A worker who knows all the ins-and-outs of their position and has spent years on the site will be more efficient than someone who has just started. But, learning on the fly in situations like this could be riskier than you may think. Research from Toronto’s Institute for Work & Health shows that workers who had been at a job for a month or less had three times the risk of suffering a lost-time injury compared to those who had been at a job for over a year.
The National Transportation Safety Board (NTSB) is calling for a comprehensive effort to improve aviation safety in Alaska, a region with a higher accident rate than the rest of the country.
The NTSB issued a safety recommendation to the Federal Aviation Administration (FAA) seeking the formation of a safety-focused working group to better review, prioritize and integrate Alaska’s unique aviation safety needs into the FAA’s safety enhancement process.
Fatalities caused by falls from elevation continue to be a leading cause of death for construction employees, accounting for 320 of the 1,008 construction fatalities recorded in 2018 (BLS data). Those deaths were preventable. The National Safety Stand-Down is an effort to raise fall hazard awareness across the country and prevent fall fatalities and injuries.
The growing problem of plastic pollution in the environment is receiving an increasing amount of attention (see article in Nature). Small particles of plastics are often referred to as microplastics (plastic particles smaller than 5 mm ) and nanoplastics (the nanoscale fraction of plastic particles). Nano- and microplastic particles (NMPPs) can be formed through environmental and mechanical degradation (the top-down mechanism).
Work to Zero research identifies the most relevant workplace hazards and maps more than 100 technologies to mitigate the risks
February 20, 2020
The National Safety Council (NSC) released its first Work to Zero research report, Safety Technology 2020: Mapping Technology Solutions for Reducing Serious Injuries and Fatalities in the Workplace. With workplace deaths in the U.S. on the rise, this new report indicates employers may not be doing enough to protect their workforce.
Four workers who were performing maintenance at the Waupaca Plant in Tell City, Indiana were transported to the University of Louisville Hospital’s burn unit on Monday after being injured at the facility.
Officials have released few details about the incident, which occurred at 10:30 a.m. in the company’s cupola, according to news sources.
Marc Osgoodby, formerly of Sierra Wireless, joins the Industrial Scientific leadership team
February 20, 2020
Industrial Scientific, the global leader in gas detection and connected safety, is pleased to announce that Marc Osgoodby has joined the company as vice president of global sales. Marc will be responsible for leading Industrial Scientific’s global go-to-market strategy and sales teams.
A popular and long-running Oregon music festival turned deadly last summer when two a boom lift tipped, killing two workers. That incident at the Pickathon Music Festival, an annual three-day extravaganza outside of Oregon that has been held every August since 1999, led to a state OSHA investigation and fines for the workers’ employer.

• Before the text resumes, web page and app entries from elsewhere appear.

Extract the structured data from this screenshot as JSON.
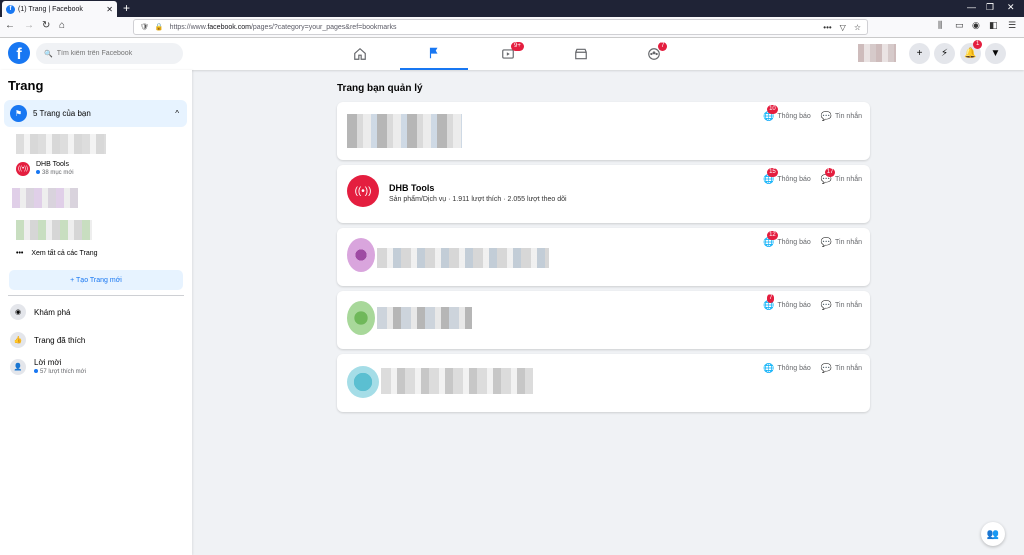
{
  "browser": {
    "tab_title": "(1) Trang | Facebook",
    "url_prefix": "https://www.",
    "url_host": "facebook.com",
    "url_path": "/pages/?category=your_pages&ref=bookmarks"
  },
  "header": {
    "search_placeholder": "Tìm kiếm trên Facebook",
    "nav": [
      {
        "name": "home-icon",
        "badge": ""
      },
      {
        "name": "flag-icon",
        "badge": ""
      },
      {
        "name": "watch-icon",
        "badge": "9+"
      },
      {
        "name": "marketplace-icon",
        "badge": ""
      },
      {
        "name": "groups-icon",
        "badge": "7"
      }
    ],
    "notifications_badge": "1"
  },
  "sidebar": {
    "title": "Trang",
    "my_pages_label": "5 Trang của bạn",
    "dhb_name": "DHB Tools",
    "dhb_sub": "38 mục mới",
    "see_all": "Xem tất cả các Trang",
    "create": "+ Tạo Trang mới",
    "nav": [
      {
        "label": "Khám phá",
        "sub": ""
      },
      {
        "label": "Trang đã thích",
        "sub": ""
      },
      {
        "label": "Lời mời",
        "sub": "57 lượt thích mới"
      }
    ]
  },
  "main": {
    "title": "Trang bạn quản lý",
    "notif_label": "Thông báo",
    "msg_label": "Tin nhắn",
    "cards": [
      {
        "notif_badge": "10",
        "msg_badge": ""
      },
      {
        "notif_badge": "15",
        "msg_badge": "17",
        "name": "DHB Tools",
        "sub": "Sản phẩm/Dịch vụ · 1.911 lượt thích · 2.055 lượt theo dõi"
      },
      {
        "notif_badge": "12",
        "msg_badge": ""
      },
      {
        "notif_badge": "7",
        "msg_badge": ""
      },
      {
        "notif_badge": "",
        "msg_badge": ""
      }
    ]
  },
  "colors": {
    "brand": "#1877f2",
    "badge": "#e41e3f"
  }
}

Several landlocked states among those with highest rates
February 19, 2020
A new study finds a wide state-by-state variation in rates of melanoma caused by ultraviolet (UV) exposure with highest rates in several states on the East and West Coast including Hawaii, but also a few landlocked states, including Utah, Vermont, and Minnesota. The report finds state-level incidence rates for UV-attributable melanoma ranged from 15 cases per 100,000 in Alaska to 65 cases per 100,000 in Hawaii.
Although obese employees incur higher direct and indirect costs, the extent of obesity-related costs tends to be lower in some industrial sectors — including healthcare, reports a study in the February Journal of Occupational and Environmental Medicine.

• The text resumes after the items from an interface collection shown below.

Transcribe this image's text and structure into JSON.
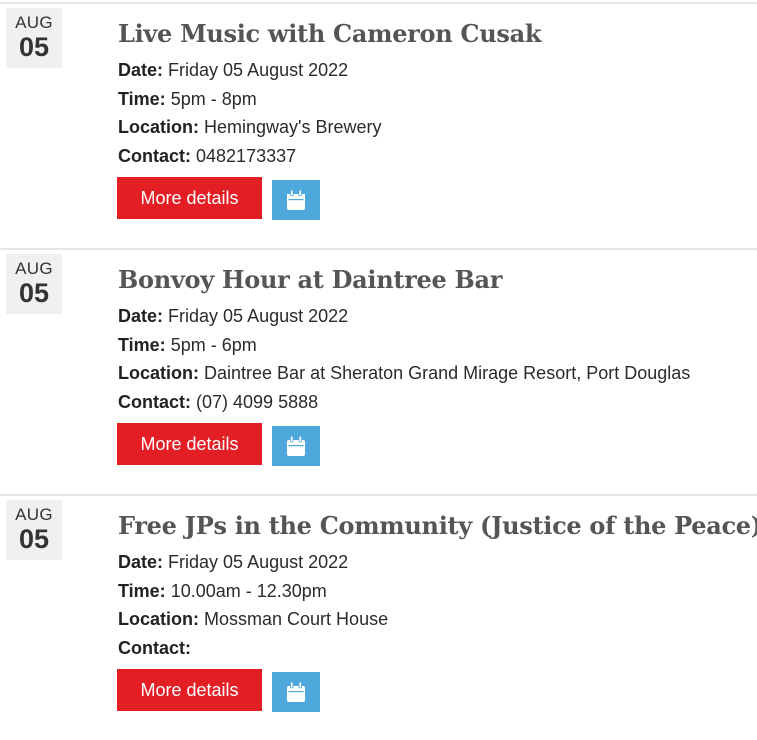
{
  "events": [
    {
      "month": "AUG",
      "day": "05",
      "title": "Live Music with Cameron Cusak",
      "date_label": "Date:",
      "date": "Friday 05 August 2022",
      "time_label": "Time:",
      "time": "5pm - 8pm",
      "location_label": "Location:",
      "location": "Hemingway's Brewery",
      "contact_label": "Contact:",
      "contact": "0482173337",
      "more_label": "More details",
      "calendar_icon": "calendar-icon"
    },
    {
      "month": "AUG",
      "day": "05",
      "title": "Bonvoy Hour at Daintree Bar",
      "date_label": "Date:",
      "date": "Friday 05 August 2022",
      "time_label": "Time:",
      "time": "5pm - 6pm",
      "location_label": "Location:",
      "location": "Daintree Bar at Sheraton Grand Mirage Resort, Port Douglas",
      "contact_label": "Contact:",
      "contact": "(07) 4099 5888",
      "more_label": "More details",
      "calendar_icon": "calendar-icon"
    },
    {
      "month": "AUG",
      "day": "05",
      "title": "Free JPs in the Community (Justice of the Peace)",
      "date_label": "Date:",
      "date": "Friday 05 August 2022",
      "time_label": "Time:",
      "time": "10.00am - 12.30pm",
      "location_label": "Location:",
      "location": "Mossman Court House",
      "contact_label": "Contact:",
      "contact": "",
      "more_label": "More details",
      "calendar_icon": "calendar-icon"
    }
  ],
  "colors": {
    "more_button": "#e31e24",
    "calendar_button": "#4fa8dc",
    "date_badge_bg": "#f0f0f0",
    "title_text": "#555555"
  }
}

Dominique Lejeune, MSc, of Groupe d'analyse, Ltée, Montréal, QC, Canada, analyzed variations in the relationship between obesity and healthcare and other employee costs.
On an unseasonably warm autumn night in 2016 near Tekamah, Nebraska, a resident ventured out of his home to find the source of the sharp, overpowering odor he was smelling. What he didn’t know was that an 8-inch-diameter underground transmission pipeline owned and operated by Magellan Midstream Partners, LP had ruptured and released 2,587 barrels (108,654 gallons) of liquid anhydrous ammonia onto his property.
Among the articles in the February 2020 issue of ISHN Magazine, we feature the latest in hand protection and PPE, see four bonus articles on safety trends, Mediterrean diet and male menopause, hand protection, and safety gloves, read about anxiety's role in the workplace, and much more.